■ Task objective
Copy, from the entries below, each line where the word "segment" can be found.

BEGIN Data for review

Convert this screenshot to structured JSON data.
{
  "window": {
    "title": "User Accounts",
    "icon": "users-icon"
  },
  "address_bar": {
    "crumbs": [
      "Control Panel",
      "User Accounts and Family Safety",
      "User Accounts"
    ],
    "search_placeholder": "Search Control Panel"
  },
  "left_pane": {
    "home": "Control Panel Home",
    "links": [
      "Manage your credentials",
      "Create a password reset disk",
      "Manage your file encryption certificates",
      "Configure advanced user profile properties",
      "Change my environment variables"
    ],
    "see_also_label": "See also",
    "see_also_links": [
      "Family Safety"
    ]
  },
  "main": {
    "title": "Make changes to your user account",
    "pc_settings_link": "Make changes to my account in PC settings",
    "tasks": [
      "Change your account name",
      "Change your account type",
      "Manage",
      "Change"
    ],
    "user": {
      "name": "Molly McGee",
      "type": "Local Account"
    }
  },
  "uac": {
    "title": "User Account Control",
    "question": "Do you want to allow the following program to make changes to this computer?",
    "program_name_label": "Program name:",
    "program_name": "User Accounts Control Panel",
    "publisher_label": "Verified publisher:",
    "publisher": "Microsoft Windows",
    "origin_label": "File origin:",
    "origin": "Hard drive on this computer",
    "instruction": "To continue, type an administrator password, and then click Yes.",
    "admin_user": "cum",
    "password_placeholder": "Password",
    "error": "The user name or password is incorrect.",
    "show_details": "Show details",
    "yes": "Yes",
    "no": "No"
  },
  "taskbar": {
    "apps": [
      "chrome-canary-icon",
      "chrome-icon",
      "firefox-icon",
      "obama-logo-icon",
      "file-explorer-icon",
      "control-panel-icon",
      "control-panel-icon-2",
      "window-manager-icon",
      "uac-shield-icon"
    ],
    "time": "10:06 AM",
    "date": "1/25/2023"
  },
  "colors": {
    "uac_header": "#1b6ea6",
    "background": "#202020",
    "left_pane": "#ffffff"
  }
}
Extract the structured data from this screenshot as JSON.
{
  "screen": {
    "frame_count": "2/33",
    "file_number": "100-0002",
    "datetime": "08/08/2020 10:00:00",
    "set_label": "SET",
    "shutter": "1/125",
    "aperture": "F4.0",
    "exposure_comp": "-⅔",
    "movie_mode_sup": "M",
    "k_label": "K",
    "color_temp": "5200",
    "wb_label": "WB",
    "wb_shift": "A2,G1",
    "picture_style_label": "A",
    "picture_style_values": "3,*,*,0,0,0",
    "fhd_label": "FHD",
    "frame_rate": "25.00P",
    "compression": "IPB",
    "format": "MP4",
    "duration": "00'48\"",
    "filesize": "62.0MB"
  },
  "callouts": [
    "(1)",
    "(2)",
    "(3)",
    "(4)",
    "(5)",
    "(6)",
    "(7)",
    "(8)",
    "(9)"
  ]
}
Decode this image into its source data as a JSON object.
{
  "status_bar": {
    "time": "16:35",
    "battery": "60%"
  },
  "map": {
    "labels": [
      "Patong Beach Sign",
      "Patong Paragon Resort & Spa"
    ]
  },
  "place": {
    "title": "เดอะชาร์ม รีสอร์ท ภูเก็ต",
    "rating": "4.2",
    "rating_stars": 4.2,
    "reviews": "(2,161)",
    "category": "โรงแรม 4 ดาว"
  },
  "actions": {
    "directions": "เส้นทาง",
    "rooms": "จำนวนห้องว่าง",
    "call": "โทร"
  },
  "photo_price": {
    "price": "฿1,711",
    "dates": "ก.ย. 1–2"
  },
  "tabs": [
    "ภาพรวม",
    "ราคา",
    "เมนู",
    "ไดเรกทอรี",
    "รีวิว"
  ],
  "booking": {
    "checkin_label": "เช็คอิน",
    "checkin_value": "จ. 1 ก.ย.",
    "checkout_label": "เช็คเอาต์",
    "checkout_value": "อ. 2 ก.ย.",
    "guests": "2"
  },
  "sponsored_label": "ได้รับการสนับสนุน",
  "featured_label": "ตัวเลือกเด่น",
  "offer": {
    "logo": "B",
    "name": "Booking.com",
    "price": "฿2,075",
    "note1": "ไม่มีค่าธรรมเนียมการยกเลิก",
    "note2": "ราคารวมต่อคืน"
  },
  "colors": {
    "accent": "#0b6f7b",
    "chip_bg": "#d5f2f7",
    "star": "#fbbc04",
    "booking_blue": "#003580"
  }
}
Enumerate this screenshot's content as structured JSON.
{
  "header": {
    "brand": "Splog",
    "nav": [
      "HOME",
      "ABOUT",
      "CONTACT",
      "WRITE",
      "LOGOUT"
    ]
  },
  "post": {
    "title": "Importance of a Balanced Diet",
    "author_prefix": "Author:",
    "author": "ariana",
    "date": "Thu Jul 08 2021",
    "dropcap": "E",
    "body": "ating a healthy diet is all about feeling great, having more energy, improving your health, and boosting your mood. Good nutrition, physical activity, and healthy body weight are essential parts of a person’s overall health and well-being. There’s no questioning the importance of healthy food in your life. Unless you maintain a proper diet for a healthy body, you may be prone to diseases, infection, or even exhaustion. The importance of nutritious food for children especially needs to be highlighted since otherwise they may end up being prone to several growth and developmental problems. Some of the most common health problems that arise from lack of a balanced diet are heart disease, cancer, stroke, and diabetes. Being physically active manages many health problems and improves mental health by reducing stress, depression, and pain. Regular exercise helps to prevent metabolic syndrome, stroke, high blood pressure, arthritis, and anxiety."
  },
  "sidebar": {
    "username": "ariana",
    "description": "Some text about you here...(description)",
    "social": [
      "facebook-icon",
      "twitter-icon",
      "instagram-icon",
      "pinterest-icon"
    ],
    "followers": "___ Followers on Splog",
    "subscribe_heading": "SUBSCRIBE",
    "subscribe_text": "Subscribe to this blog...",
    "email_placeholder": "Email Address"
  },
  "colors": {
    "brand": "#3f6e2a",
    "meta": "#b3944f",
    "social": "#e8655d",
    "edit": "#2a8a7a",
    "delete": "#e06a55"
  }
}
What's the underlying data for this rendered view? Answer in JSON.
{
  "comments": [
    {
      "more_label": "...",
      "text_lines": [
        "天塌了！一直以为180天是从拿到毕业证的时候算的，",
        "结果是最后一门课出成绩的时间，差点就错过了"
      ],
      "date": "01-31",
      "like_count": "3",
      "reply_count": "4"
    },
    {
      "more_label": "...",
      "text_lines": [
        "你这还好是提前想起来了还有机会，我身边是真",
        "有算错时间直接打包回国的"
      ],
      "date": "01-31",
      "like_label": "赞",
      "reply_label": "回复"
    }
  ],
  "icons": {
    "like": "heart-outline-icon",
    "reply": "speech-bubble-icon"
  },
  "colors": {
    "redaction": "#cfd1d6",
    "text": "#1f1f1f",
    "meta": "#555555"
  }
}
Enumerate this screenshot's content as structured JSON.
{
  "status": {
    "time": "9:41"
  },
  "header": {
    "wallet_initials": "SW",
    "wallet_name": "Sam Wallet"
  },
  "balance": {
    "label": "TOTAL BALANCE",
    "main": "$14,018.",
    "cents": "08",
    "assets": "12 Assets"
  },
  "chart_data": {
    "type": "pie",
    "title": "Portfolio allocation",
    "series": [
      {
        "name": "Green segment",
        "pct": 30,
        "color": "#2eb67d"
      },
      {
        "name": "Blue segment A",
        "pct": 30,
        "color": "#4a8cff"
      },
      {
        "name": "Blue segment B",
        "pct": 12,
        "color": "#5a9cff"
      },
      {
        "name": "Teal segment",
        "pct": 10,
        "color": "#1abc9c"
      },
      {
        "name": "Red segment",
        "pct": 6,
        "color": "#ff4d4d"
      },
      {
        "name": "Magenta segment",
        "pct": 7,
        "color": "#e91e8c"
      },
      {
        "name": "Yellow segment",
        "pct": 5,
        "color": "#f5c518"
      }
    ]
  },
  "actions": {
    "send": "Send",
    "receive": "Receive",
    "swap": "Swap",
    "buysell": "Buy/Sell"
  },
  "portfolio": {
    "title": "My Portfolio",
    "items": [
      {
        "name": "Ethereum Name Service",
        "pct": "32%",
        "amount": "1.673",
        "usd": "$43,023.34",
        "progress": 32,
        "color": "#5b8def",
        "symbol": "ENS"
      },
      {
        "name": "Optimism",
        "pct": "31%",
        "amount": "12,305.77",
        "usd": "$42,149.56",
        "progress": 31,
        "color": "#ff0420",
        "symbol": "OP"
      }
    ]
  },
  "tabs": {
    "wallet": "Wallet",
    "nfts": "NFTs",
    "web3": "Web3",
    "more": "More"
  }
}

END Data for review

■ Result of this task
        "name": "Green segment",
        "name": "Blue segment A",
        "name": "Blue segment B",
        "name": "Teal segment",
        "name": "Red segment",
        "name": "Magenta segment",
        "name": "Yellow segment",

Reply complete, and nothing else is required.